• [INFORMATION SHOWN]
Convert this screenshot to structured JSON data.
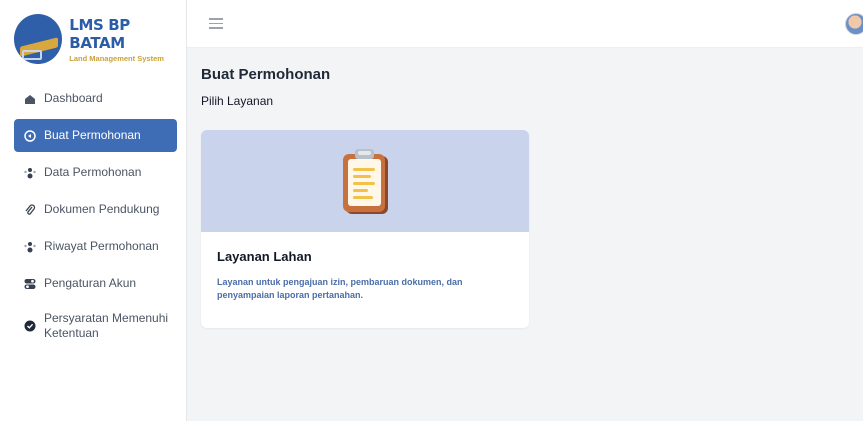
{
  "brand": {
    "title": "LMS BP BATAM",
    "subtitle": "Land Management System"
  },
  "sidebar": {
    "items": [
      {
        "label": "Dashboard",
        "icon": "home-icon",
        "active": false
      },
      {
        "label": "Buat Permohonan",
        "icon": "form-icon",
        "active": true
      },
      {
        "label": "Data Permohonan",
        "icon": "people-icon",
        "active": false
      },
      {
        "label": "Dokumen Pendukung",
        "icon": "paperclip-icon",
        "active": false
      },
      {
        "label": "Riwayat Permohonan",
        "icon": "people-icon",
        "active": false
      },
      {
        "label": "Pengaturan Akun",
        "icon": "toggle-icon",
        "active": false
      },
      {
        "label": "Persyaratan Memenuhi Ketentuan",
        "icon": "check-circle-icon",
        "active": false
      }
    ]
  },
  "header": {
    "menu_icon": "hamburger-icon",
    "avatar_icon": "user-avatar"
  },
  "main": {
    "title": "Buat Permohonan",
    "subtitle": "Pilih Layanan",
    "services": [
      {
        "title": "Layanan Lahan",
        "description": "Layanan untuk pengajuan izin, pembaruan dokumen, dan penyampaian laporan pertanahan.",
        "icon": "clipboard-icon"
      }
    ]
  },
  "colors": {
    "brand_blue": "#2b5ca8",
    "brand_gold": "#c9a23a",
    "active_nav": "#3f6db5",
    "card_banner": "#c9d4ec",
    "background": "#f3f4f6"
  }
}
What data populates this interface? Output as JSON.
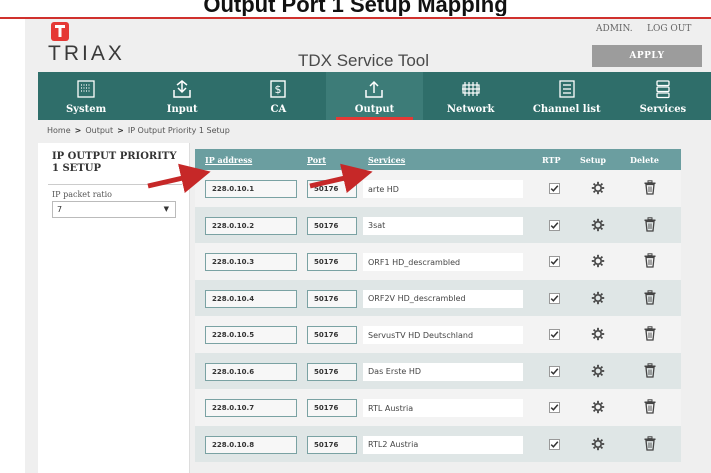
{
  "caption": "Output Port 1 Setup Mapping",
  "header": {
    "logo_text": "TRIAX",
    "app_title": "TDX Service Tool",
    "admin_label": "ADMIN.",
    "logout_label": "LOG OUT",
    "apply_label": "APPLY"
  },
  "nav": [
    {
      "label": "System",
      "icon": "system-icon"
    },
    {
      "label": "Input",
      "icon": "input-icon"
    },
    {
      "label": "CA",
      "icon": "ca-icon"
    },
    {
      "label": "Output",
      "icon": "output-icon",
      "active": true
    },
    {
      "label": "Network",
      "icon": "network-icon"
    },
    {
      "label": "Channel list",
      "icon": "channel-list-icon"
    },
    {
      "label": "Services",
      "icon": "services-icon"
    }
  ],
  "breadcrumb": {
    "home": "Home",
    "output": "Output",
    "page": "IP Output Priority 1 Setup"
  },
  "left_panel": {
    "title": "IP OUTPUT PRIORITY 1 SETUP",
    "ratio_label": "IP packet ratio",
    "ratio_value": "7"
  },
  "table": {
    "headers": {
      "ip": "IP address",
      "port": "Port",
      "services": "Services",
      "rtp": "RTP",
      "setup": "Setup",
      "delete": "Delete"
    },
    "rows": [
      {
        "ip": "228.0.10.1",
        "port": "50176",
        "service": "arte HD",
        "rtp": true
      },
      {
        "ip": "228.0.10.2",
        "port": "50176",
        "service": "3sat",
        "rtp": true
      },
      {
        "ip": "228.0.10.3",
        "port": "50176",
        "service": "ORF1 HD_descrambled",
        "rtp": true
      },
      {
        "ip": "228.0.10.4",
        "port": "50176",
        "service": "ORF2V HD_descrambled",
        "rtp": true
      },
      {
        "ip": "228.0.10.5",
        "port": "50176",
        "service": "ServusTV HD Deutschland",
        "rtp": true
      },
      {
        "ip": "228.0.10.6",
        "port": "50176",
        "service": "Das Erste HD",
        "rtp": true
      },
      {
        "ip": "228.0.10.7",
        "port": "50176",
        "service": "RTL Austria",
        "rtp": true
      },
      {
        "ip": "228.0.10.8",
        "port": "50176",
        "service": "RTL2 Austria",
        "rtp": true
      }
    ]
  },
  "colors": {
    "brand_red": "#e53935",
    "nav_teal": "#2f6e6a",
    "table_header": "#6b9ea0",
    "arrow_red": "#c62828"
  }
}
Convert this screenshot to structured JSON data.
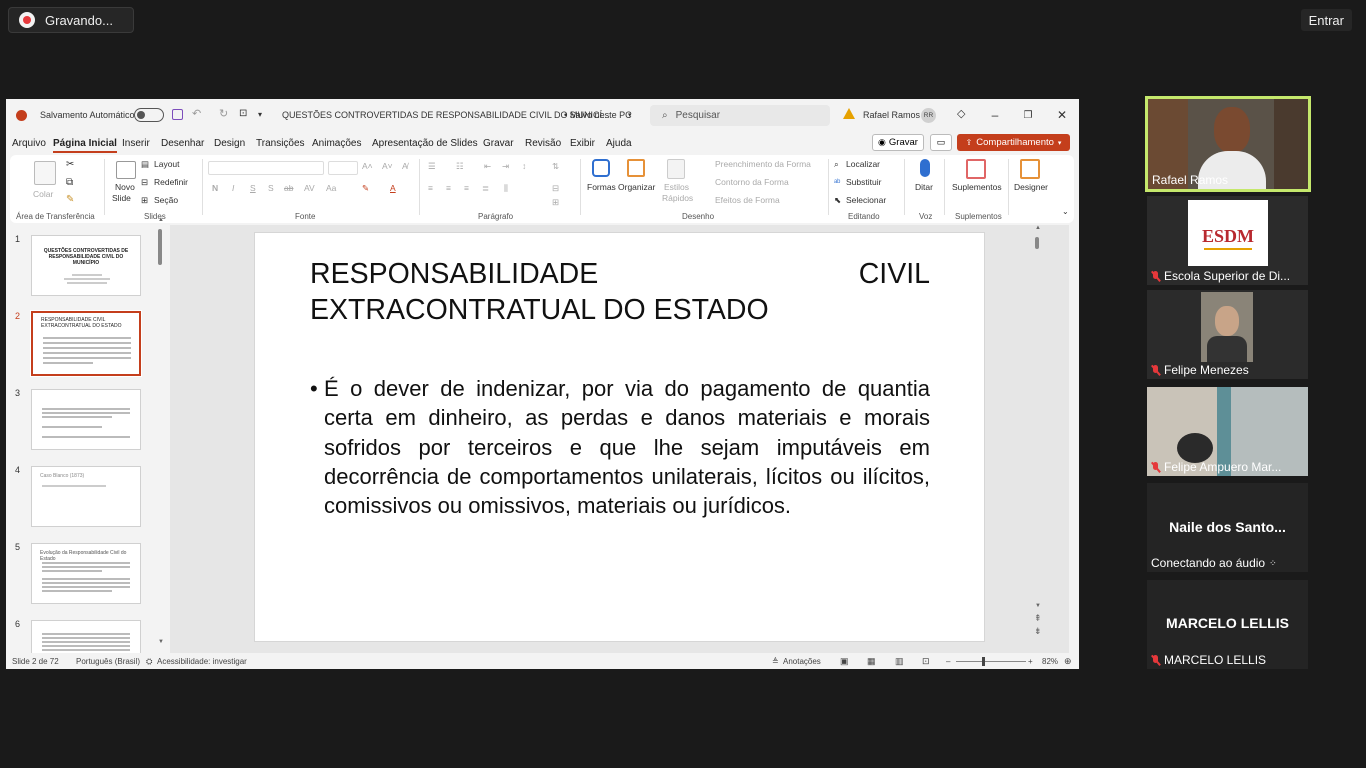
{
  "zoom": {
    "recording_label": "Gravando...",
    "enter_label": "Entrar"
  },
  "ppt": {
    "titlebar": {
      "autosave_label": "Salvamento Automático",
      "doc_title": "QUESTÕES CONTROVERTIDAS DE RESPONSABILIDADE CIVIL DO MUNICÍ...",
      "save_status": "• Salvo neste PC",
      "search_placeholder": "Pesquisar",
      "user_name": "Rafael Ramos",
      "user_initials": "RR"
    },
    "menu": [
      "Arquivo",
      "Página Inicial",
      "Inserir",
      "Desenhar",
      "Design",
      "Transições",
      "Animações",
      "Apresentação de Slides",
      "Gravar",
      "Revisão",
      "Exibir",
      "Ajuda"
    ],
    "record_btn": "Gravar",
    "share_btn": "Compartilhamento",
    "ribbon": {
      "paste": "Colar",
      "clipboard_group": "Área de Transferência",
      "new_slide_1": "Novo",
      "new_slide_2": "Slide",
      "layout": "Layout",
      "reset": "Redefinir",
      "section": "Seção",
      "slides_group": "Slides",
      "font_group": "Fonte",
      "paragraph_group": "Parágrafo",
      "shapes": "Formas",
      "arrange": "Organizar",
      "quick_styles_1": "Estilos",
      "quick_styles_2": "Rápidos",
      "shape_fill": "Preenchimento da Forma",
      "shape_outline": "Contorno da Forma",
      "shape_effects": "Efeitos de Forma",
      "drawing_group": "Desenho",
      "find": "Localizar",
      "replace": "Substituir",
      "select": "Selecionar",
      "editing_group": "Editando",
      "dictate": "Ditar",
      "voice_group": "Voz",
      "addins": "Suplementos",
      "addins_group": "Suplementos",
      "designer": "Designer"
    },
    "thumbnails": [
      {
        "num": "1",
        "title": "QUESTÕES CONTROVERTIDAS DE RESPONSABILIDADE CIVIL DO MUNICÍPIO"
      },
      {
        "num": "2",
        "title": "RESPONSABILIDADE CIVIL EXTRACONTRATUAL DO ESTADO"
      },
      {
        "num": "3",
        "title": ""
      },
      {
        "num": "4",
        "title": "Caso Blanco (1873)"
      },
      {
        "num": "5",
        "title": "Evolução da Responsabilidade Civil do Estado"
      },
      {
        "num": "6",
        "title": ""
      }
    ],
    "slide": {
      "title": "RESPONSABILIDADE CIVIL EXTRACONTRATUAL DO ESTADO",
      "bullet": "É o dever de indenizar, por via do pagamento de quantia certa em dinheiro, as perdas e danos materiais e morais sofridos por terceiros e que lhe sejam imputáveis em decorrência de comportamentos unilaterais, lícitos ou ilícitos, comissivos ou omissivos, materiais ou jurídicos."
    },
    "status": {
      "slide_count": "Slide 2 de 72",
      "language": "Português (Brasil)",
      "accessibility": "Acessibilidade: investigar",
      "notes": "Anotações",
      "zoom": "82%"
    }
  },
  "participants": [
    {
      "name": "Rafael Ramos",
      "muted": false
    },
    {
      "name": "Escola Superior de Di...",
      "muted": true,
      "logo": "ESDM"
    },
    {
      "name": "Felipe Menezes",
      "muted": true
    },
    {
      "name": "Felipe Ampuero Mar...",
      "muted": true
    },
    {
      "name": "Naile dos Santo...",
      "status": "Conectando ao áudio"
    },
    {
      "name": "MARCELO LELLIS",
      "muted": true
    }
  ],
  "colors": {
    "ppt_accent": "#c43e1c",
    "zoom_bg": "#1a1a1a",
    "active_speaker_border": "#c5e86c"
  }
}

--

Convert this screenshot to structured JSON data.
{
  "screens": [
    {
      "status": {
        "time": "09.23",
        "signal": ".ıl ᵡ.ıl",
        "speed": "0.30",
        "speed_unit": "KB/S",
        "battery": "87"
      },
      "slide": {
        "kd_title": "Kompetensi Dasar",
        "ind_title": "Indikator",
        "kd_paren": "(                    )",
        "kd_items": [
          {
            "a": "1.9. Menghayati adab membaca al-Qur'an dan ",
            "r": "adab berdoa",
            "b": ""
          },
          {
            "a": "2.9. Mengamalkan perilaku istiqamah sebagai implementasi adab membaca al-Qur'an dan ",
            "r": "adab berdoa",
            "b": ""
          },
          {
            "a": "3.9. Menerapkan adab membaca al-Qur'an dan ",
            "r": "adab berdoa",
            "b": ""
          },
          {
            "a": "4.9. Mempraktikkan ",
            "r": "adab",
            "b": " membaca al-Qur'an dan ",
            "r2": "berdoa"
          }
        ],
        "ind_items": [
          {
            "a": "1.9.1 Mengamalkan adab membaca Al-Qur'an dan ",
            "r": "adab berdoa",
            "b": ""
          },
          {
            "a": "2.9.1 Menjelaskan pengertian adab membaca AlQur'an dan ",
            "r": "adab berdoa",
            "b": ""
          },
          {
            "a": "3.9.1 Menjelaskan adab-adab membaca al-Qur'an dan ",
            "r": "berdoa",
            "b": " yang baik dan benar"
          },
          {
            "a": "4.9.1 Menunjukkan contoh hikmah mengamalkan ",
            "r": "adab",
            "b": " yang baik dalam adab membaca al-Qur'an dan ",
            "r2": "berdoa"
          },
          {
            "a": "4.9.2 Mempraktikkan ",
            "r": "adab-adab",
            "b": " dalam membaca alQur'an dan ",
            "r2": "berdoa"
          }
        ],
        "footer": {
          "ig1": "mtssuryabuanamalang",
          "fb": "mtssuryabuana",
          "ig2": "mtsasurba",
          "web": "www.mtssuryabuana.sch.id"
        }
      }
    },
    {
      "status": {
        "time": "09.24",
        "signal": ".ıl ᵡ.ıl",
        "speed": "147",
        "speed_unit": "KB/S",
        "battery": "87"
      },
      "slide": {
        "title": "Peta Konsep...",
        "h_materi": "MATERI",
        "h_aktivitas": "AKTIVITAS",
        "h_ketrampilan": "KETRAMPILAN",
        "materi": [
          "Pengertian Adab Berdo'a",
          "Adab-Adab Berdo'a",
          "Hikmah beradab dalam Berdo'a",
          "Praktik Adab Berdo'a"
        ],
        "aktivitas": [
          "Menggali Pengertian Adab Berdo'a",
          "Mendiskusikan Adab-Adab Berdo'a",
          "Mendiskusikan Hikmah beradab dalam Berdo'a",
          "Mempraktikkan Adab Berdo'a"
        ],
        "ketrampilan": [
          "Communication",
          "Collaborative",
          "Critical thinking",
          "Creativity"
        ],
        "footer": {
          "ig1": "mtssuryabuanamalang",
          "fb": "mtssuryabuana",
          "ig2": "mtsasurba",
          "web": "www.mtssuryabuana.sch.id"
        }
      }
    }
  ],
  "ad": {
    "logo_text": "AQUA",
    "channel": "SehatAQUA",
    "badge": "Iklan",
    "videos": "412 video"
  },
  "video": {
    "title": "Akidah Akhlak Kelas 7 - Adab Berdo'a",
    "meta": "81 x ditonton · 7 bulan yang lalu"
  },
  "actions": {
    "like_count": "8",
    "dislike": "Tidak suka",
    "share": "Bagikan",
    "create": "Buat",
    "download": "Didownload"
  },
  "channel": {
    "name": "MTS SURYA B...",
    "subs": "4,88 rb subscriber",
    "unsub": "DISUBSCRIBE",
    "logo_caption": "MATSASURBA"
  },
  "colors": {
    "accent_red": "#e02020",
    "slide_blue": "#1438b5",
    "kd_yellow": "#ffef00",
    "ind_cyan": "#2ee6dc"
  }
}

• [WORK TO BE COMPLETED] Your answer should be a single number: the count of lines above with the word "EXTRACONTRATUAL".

• [TASK OUTPUT] 2